Steel Mills

ArcelorMittal Dofasco Breaks Ground on $1.8 Billion DRI-EAF Project

Written by David Schollaert

ArcelorMittal has broken ground on its $1.8 billion CAD ($1.3 billion USD) project to decrease the carbon intensity of its steelmaking. The ground-breaking ceremony comes just about a year after the Hamilton, Ontario-based steelmaker announced the initial federal subsidy granted for the investment.


ArcelorMittal Dofasco, a subsidiary of multinational ArcelorMittal SA, is working towards decreasing its greenhouse gas emissions by replacing its coal-fed coke ovens and blast furnaces with a hydrogen-enabled electric arc furnace (EAF) and direct-reduced iron (DRI) technology.

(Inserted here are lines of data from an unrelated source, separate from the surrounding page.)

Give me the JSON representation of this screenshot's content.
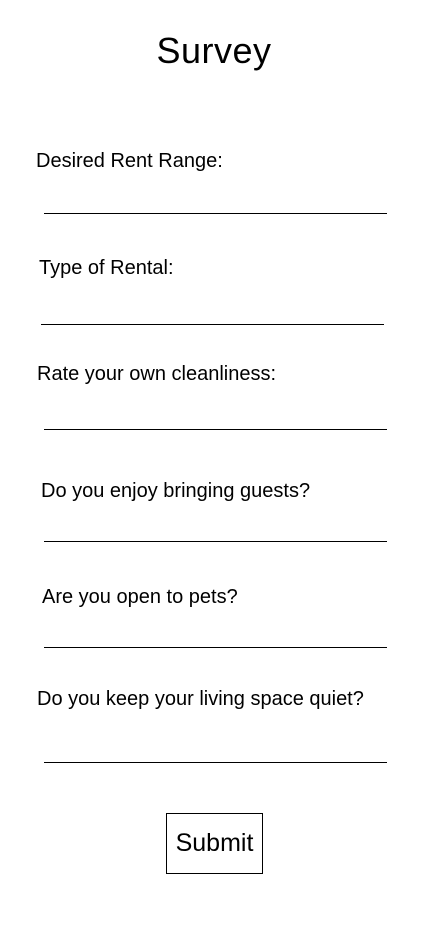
{
  "page": {
    "title": "Survey"
  },
  "questions": [
    {
      "label": "Desired Rent Range:"
    },
    {
      "label": "Type of Rental:"
    },
    {
      "label": "Rate your own cleanliness:"
    },
    {
      "label": "Do you enjoy bringing guests?"
    },
    {
      "label": "Are you open to pets?"
    },
    {
      "label": "Do you keep your living space quiet?"
    }
  ],
  "form": {
    "submit_label": "Submit"
  }
}
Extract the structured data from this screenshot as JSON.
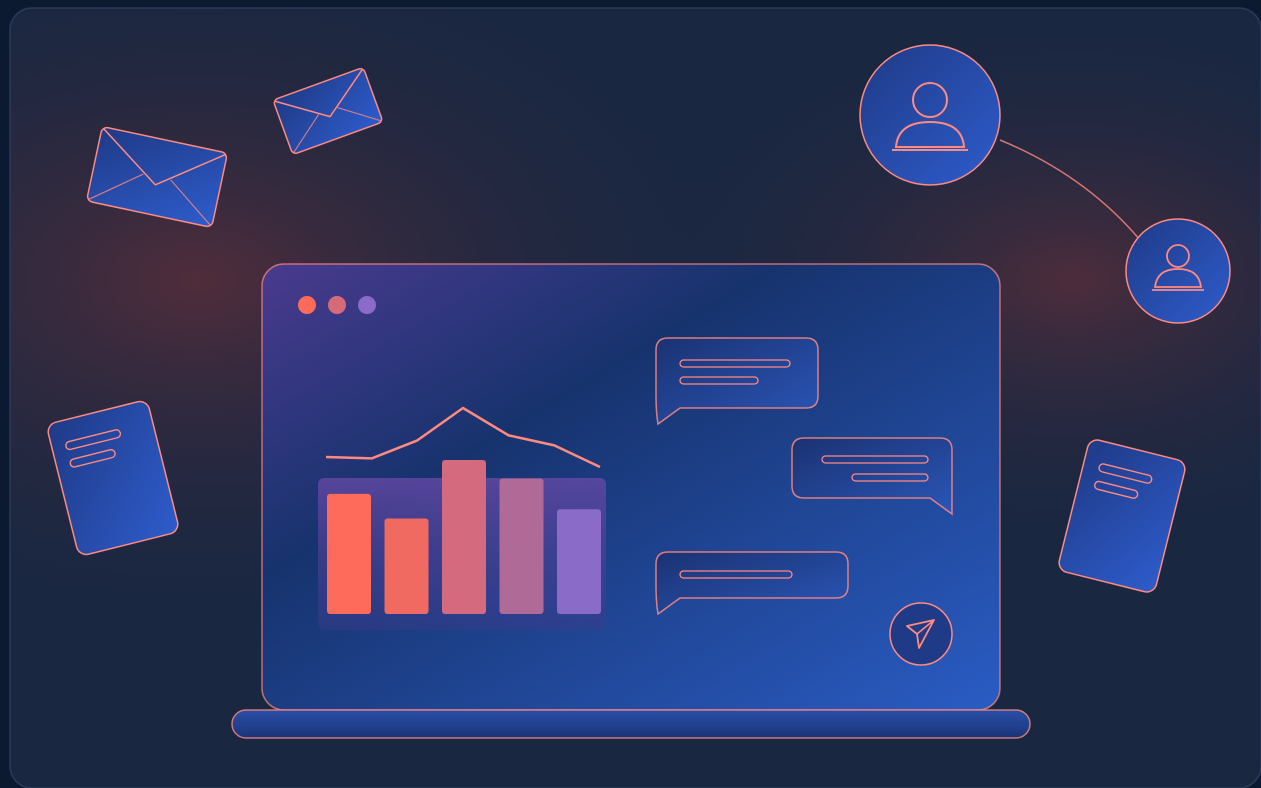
{
  "colors": {
    "page_background": "#0b1a30",
    "panel_background": "#1a2741",
    "panel_glow": "#5a2e3a",
    "accent_coral": "#ff6b5a",
    "accent_pink": "#e8727a",
    "accent_purple": "#8a6bc8",
    "screen_blue_dark": "#17336e",
    "screen_blue_light": "#2a5cc4",
    "outline_coral": "#ff8a80"
  },
  "illustration": {
    "window_dots": [
      "#ff6b5a",
      "#d76a78",
      "#8a6bc8"
    ],
    "chart_bars": [
      0.78,
      0.62,
      1.0,
      0.88,
      0.68
    ],
    "chart_bar_colors": [
      "#ff6b5a",
      "#f06a62",
      "#d46a7e",
      "#b06a98",
      "#8a6bc8"
    ],
    "chart_trend": [
      0.32,
      0.3,
      0.55,
      1.0,
      0.62,
      0.48,
      0.18
    ]
  },
  "icons": {
    "envelope_large": "envelope-icon",
    "envelope_small": "envelope-icon",
    "document_left": "document-icon",
    "document_right": "document-icon",
    "avatar_large": "user-avatar-icon",
    "avatar_small": "user-avatar-icon",
    "send": "paper-plane-icon"
  }
}
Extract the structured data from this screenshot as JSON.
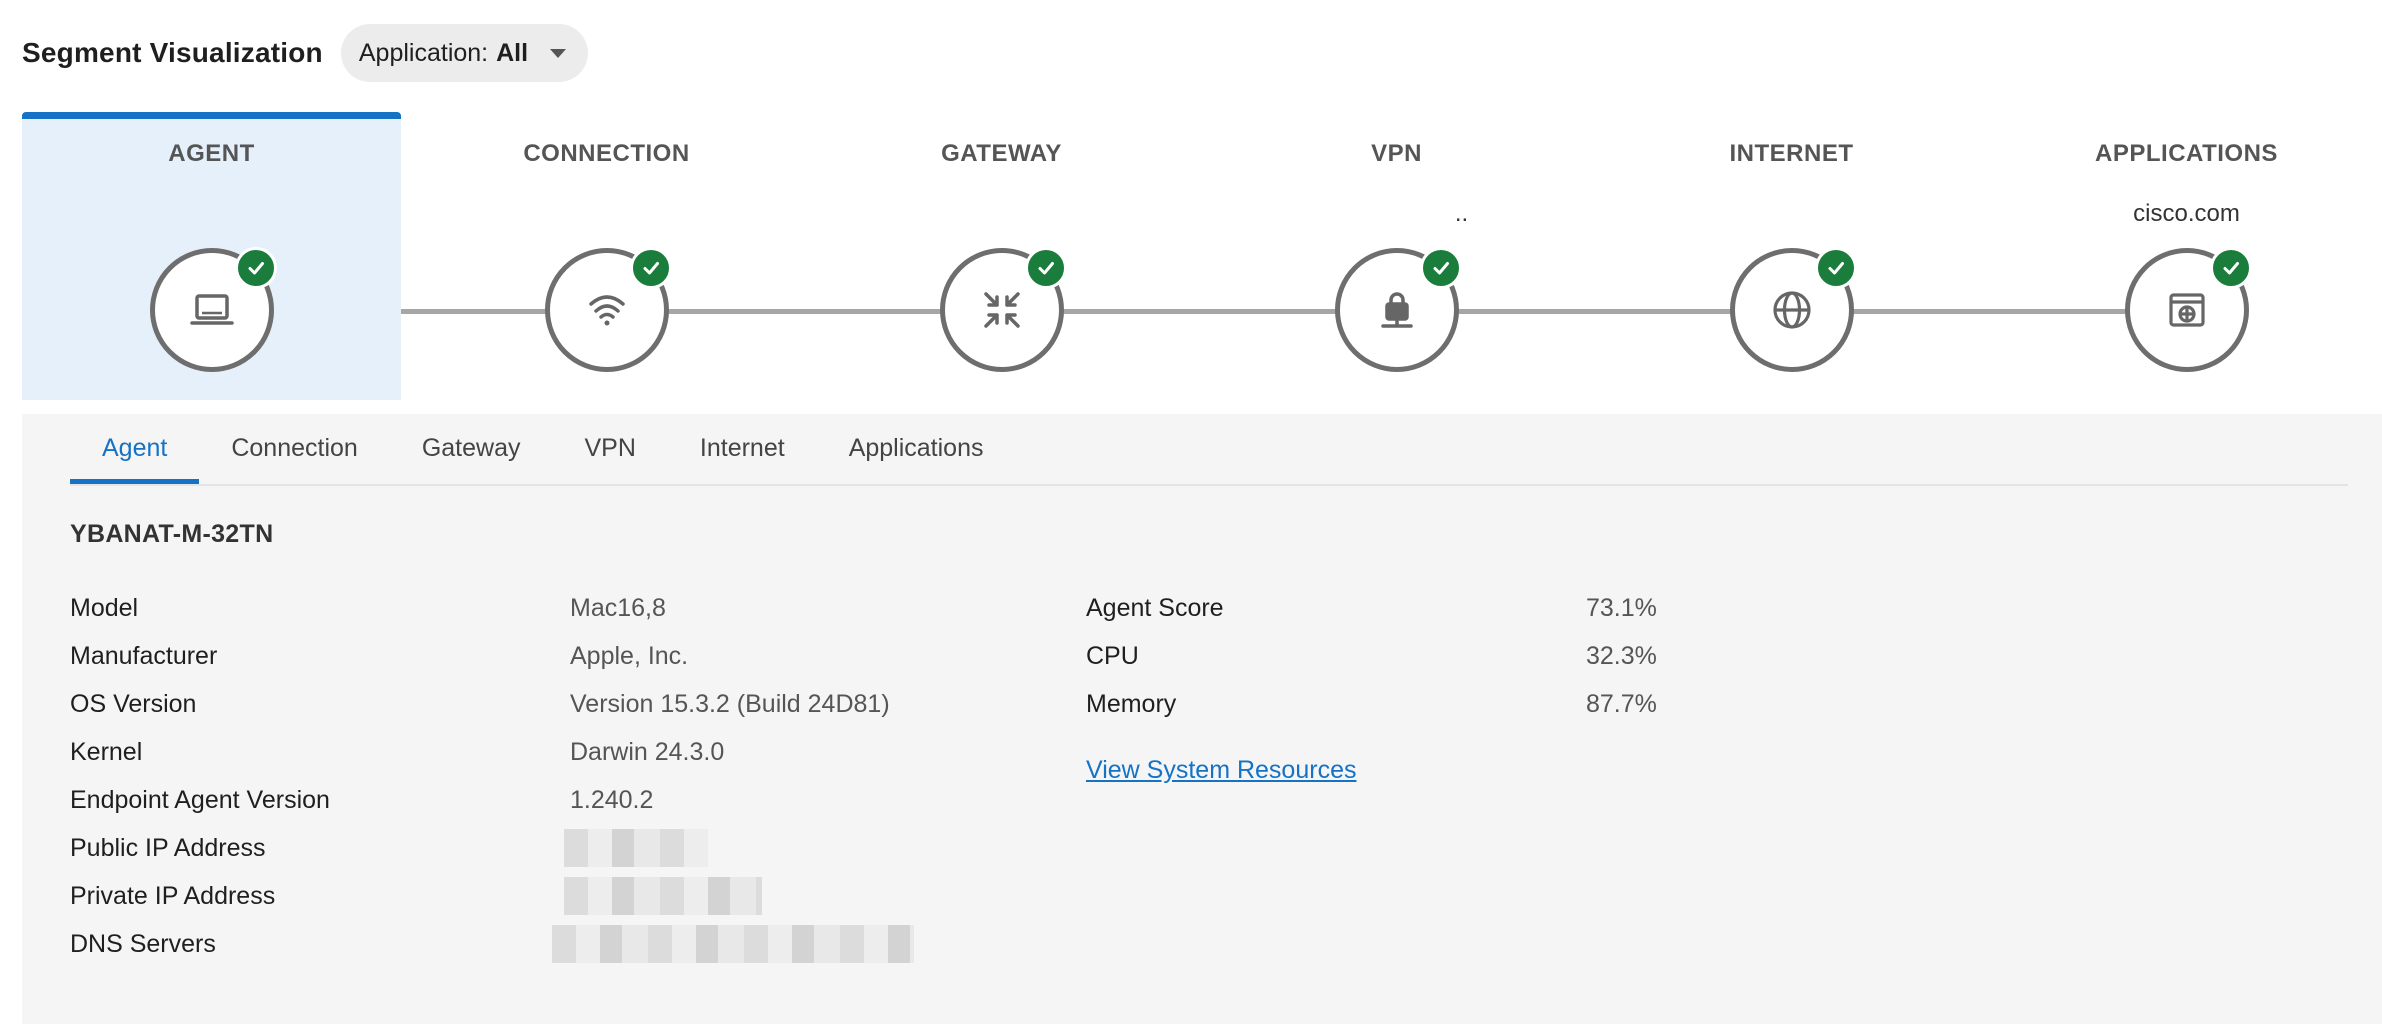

The project was supported by contributions of $400 million CAD from Canada’s federal government and by $500 million from the Ontario provincial government. The investment plays an important role in ArcelorMittal’s target to reduce its steelmaking carbon intensity by 25% by 2030.

The new 2.5-million-ton capacity DRI furnace will initially operate on natural gas but will be constructed “hydrogen ready” so it can be transitioned to utilize green hydrogen when it becomes available, the steelmaker said. It is also expected to be the largest single-module direct reduction plant in Canada.

In attendance for the Oct. 13 event were ArcelorMittal Dofasco president and CEO Ron Bedard, Canadian Prime Minister Justin Trudeau, and ArcelorMittal Executive Chairman Lakshmi Mittal.

“By investing in ArcelorMittal Dofasco’s project to produce clean steel, we’re investing in the future of this plant and this industry,” said Prime Minister Trudeau.

“Today is a historic moment for our company. This is the first full-scale decarbonization project we have broken ground on since announcing our commitment to achieve net zero by 2050 and reduce carbon emissions intensity by 25% by 2030,” Mittal said.

ENERGIRON, the direct reduction technology jointly developed by Tenova S.p.A. and Danieli & C. S.p.A., has been chosen for the DRI project, the steelmaker said.

Onsite construction work will begin in January, with the demolition of the decommissioned No.1 coke plant planned to make room for the new DRI plant. Foundation work is set to start in 2024, and project completion is expected by 2026. The transition phase will begin with both steelmaking streams (BF-BOF and DRI-EAF) active. The transition is expected to be completed by 2028.

“This project provides us with a tremendous opportunity to transition ArcelorMittal Dofasco into one of the world’s cleanest, lowest carbon and modern steel manufacturers,” Bedard said. “While it involves installing new technology and equipment, the investment is really about people and the planet.”

The project also includes a 2.4-million-ton EAF to feed Dofasco’s existing casting, rolling, and finishing facilities. “Modification of ArcelorMittal Dofasco’s existing EAF facility and continuous casters will also be undertaken to align productivity, quality and energy capabilities between all assets in the new footprint,” the company said.

Luxembourg-based ArcelorMittal has so far invested $5.6 billion in four such projects. The others are in Spain, Belgium, and France.

By David Schollaert,

David Schollaert

Read more from David Schollaert

Latest in Steel Mills